The Man Who Knew Too Much (1934)

D: Alfred Hitchcock
S: Leslie Banks, Edna Best, Peter Lorre

There are some real surprises in The Man Who Knew Too Much, and not just the characteristic Hitchcockian moments of shock and suspense (though these are present). In his first rendition of this particular tale, Hitchcock and his team of scriptwriters present a fast-paced story of espionage, assassination, and kidnapping in which female lead Edna Best plays a much more prominent role than is usual in the genre (witness even recent efforts including Ron Howard's Ransom or Hitchcock's 1956 remake of this film). There's also a certain frankness in the portrayal of intra-marital flirting and the characters' espousal of personal causes over political ones which is all the more effective because they are not over emphasised. It also showcases a solid English-language performance by Peter Lorre (star of Fritz Lang's classic thriller M) as the main heavy.

Brit winter sports enthusiast Leslie Banks and sharpshooting wife Best find themselves smack in the middle of an international conspiracy when following the death of an acquaintance in Switzerland who passes on some cryptic information to them, their daughter is snatched with a warning not to reveal what they know. Banks embarks on a mission to find the girl by following the leads himself, leading to a climactic assassination attempt at the Albert Hall followed by a shoot out in which only Best keeps her head amid the gunfire and bloodshed. There are plenty of curious happenstances along the way, including an encounter with a sinister dentist, a brawl in a church accompanied by organ music, and unexpected sudden death. Hitchcock handles the elements nicely, and though the story doesn't always hold attention largely due to the bland performances of its leads (who are merely pawns in Hitchcock's hands), it is never less than interesting.

The film is especially notable for its use of sound and sound effects, demonstrating a mature grasp of the relationship between sound and image after only a few years of the technique. In perhaps an acknowledgement of Lang's earlier film, Lorre's villain is identified by sound, in this case the chiming of a pocket watch (in M it was a strain of Peer Gynt whistled on the wind). Hitchcock also uses sound ironically, such as in the aforementioned church scene, where amid scenes of violence, ponderous religious tunes are heard. One scene even plays on the relationship between diagetic and non-diagetic space, as Best's emotional state is reflected by music which is actually being played right in front of her.

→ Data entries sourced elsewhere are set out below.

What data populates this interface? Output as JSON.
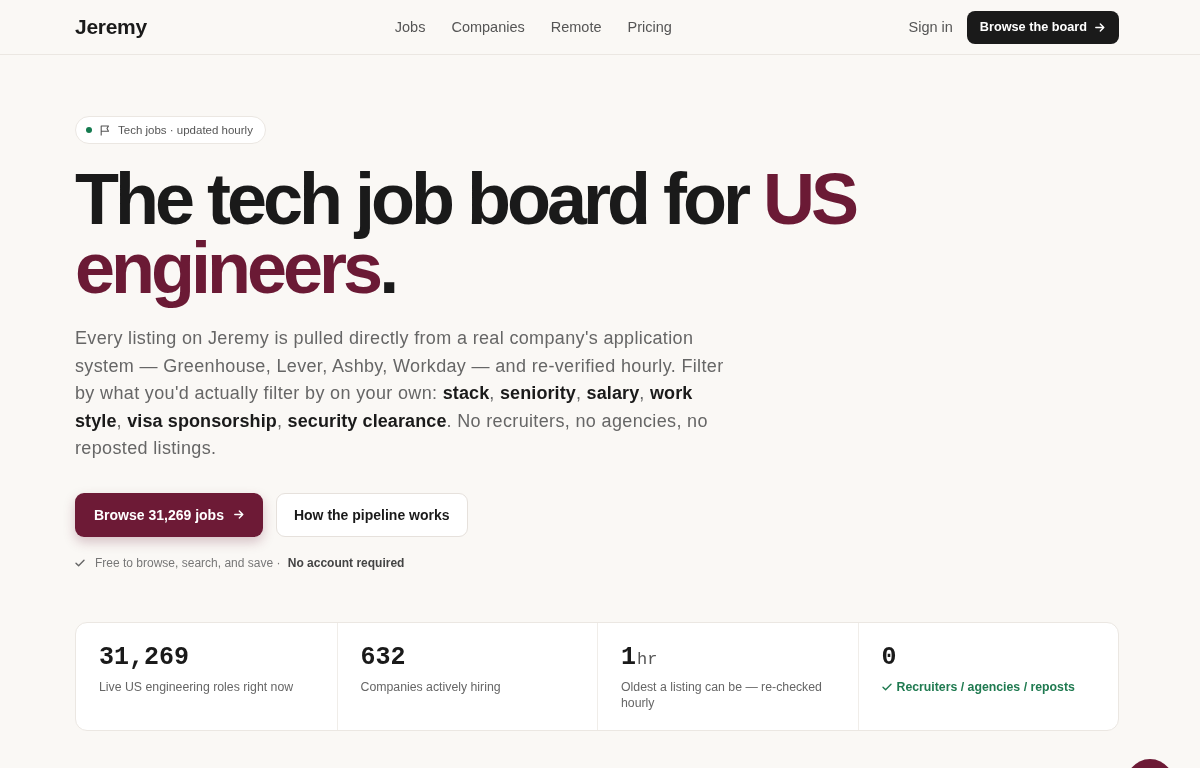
{
  "header": {
    "logo": "Jeremy",
    "nav": [
      "Jobs",
      "Companies",
      "Remote",
      "Pricing"
    ],
    "sign_in": "Sign in",
    "cta": "Browse the board"
  },
  "hero": {
    "badge": "Tech jobs · updated hourly",
    "headline": [
      {
        "text": "The tech job board for ",
        "highlight": false
      },
      {
        "text": "US engineers",
        "highlight": true
      },
      {
        "text": ".",
        "highlight": false
      }
    ],
    "description": "Every listing on Jeremy is pulled directly from a real company's application system — Greenhouse, Lever, Ashby, Workday — and re-verified hourly. Filter by what you'd actually filter by on your own: **stack**, **seniority**, **salary**, **work style**, **visa sponsorship**, **security clearance**. No recruiters, no agencies, no reposted listings.",
    "buttons": [
      {
        "label": "Browse 31,269 jobs",
        "kind": "primary"
      },
      {
        "label": "How the pipeline works",
        "kind": "secondary"
      }
    ],
    "note": "Free to browse, search, and save · **No account required**"
  },
  "stats": [
    {
      "value": "31,269",
      "label": "Live US engineering roles right now",
      "kind": "plain"
    },
    {
      "value": "632",
      "label": "Companies actively hiring",
      "kind": "plain"
    },
    {
      "value": "1",
      "unit": "hr",
      "label": "Oldest a listing can be — re-checked hourly",
      "kind": "plain"
    },
    {
      "value": "0",
      "label": "Recruiters / agencies / reposts",
      "kind": "verified"
    }
  ]
}
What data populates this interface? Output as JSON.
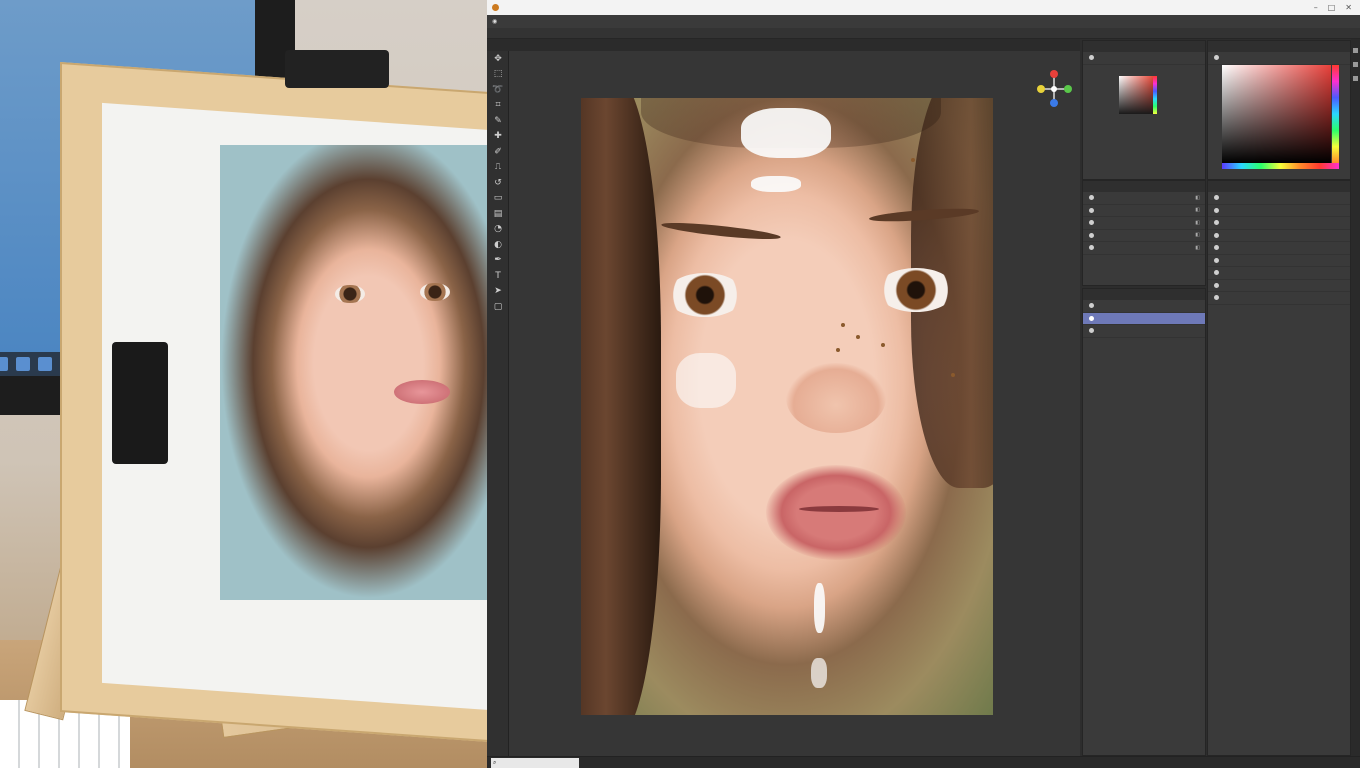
{
  "titlebar": {
    "title": "",
    "controls": [
      "–",
      "□",
      "✕"
    ]
  },
  "menubar": {
    "items": [
      "",
      "",
      "",
      "",
      "",
      "",
      "",
      "",
      "",
      "",
      "",
      "",
      ""
    ]
  },
  "optionsbar": {
    "items": [
      "",
      "",
      "",
      "",
      "",
      "",
      "",
      "",
      "",
      "",
      "",
      "",
      "",
      ""
    ]
  },
  "docbar": {
    "items": [
      "",
      "",
      "",
      ""
    ]
  },
  "tools": [
    "move-icon",
    "marquee-icon",
    "lasso-icon",
    "crop-icon",
    "eyedropper-icon",
    "heal-icon",
    "brush-icon",
    "stamp-icon",
    "history-brush-icon",
    "eraser-icon",
    "gradient-icon",
    "blur-icon",
    "dodge-icon",
    "pen-icon",
    "type-icon",
    "path-select-icon",
    "shape-icon"
  ],
  "mini_color_panel": {
    "tab_label": "",
    "header": ""
  },
  "color_panel": {
    "tab_label": "",
    "header": ""
  },
  "adjust_panel": {
    "tab_label": "",
    "rows": [
      "",
      "",
      "",
      "",
      ""
    ]
  },
  "layers_panel": {
    "tab_label": "",
    "selected_index": 1,
    "rows": [
      "",
      "",
      ""
    ]
  },
  "props_panel": {
    "tab_label": "",
    "rows": [
      "",
      "",
      "",
      "",
      "",
      "",
      "",
      "",
      ""
    ]
  },
  "statusbar": {
    "zoom": "",
    "items": [
      "",
      "",
      "",
      ""
    ]
  },
  "colors": {
    "accent": "#6e79b8",
    "titlebar": "#f3f3f3",
    "panel": "#3a3a3a",
    "canvas_bg": "#363636"
  }
}
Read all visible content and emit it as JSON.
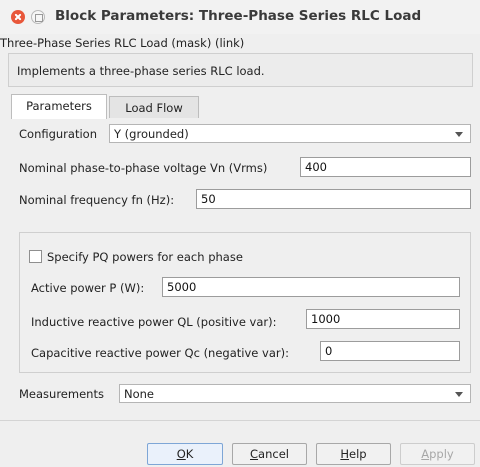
{
  "window": {
    "title": "Block Parameters: Three-Phase Series RLC Load"
  },
  "mask_line": "Three-Phase Series RLC Load (mask) (link)",
  "description": "Implements a three-phase series RLC load.",
  "tabs": [
    {
      "label": "Parameters",
      "active": true
    },
    {
      "label": "Load Flow",
      "active": false
    }
  ],
  "params": {
    "configuration": {
      "label": "Configuration",
      "value": "Y (grounded)"
    },
    "voltage": {
      "label": "Nominal phase-to-phase voltage Vn (Vrms)",
      "value": "400"
    },
    "frequency": {
      "label": "Nominal frequency fn (Hz):",
      "value": "50"
    },
    "pq": {
      "label": "Specify PQ powers for each phase",
      "checked": false
    },
    "active_power": {
      "label": "Active power P (W):",
      "value": "5000"
    },
    "inductive_power": {
      "label": "Inductive reactive power QL (positive var):",
      "value": "1000"
    },
    "capacitive_power": {
      "label": "Capacitive reactive power Qc (negative var):",
      "value": "0"
    },
    "measurements": {
      "label": "Measurements",
      "value": "None"
    }
  },
  "buttons": {
    "ok": {
      "mnemonic": "O",
      "rest": "K"
    },
    "cancel": {
      "mnemonic": "C",
      "rest": "ancel"
    },
    "help": {
      "mnemonic": "H",
      "rest": "elp"
    },
    "apply": {
      "mnemonic": "A",
      "rest": "pply"
    }
  },
  "colors": {
    "close_button": "#e8573a",
    "ok_border": "#7ea6d6"
  },
  "icons": [
    "close-icon",
    "minimize-icon",
    "chevron-down-icon"
  ]
}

Visually the film retains the shadowy tones of the director's earlier expressionist-influenced work such as The Lodger. Though it would soon become standard for the genre, his use of shadow-inducing lighting and off-centre composition enhances the feeling of claustrophobia and suspicion later to define Hollywood film noir. It also enhances the tone of vague fantasy which takes some of the edge off the political sub-texts, which Hitchcock treats as little more than narrative Macguffins. This hurts the film more than it would in later examples such as The Lady Vanishes and Foreign Correspondent. Despite the foreshadowing of war and the suggestion of intrigues largely hidden from the general population, the film is first and foremost an action thriller with moments of comedy which lacks the kind of balance he found only a year later in The 39 Steps.

As a film in its own right, The Man Who Knew Too Much is worth seeing. It's fast, entertaining, and has some real jolts and neat directorial flourishes which can't but impress even jaded contemporary viewers with an iota of perceptual awareness. It is more interesting to students of film and of Hitchcock in particular though, who will find it as fascinating in its own way as any of his later works, not least of all in its portrayal of such a strong female figure as Best's. Watch in particular for the ending, which is not quite so upbeat as it appears. Take a look at the daughter's reaction to being reunited with her parents. Her face reflects far from the expected joyous relief which the more insipid type of kidnap film usually gives us. The suggestion of life-affecting trauma is an element of reality again unusual for the genre and not necessarily characteristic of the film on the whole. But it is yet another surprise in a small gem of a movie which has that capacity for the unexpected which makes it enduring in spite of its shortcomings.

Review by Harvey O'Brien copyright 2000.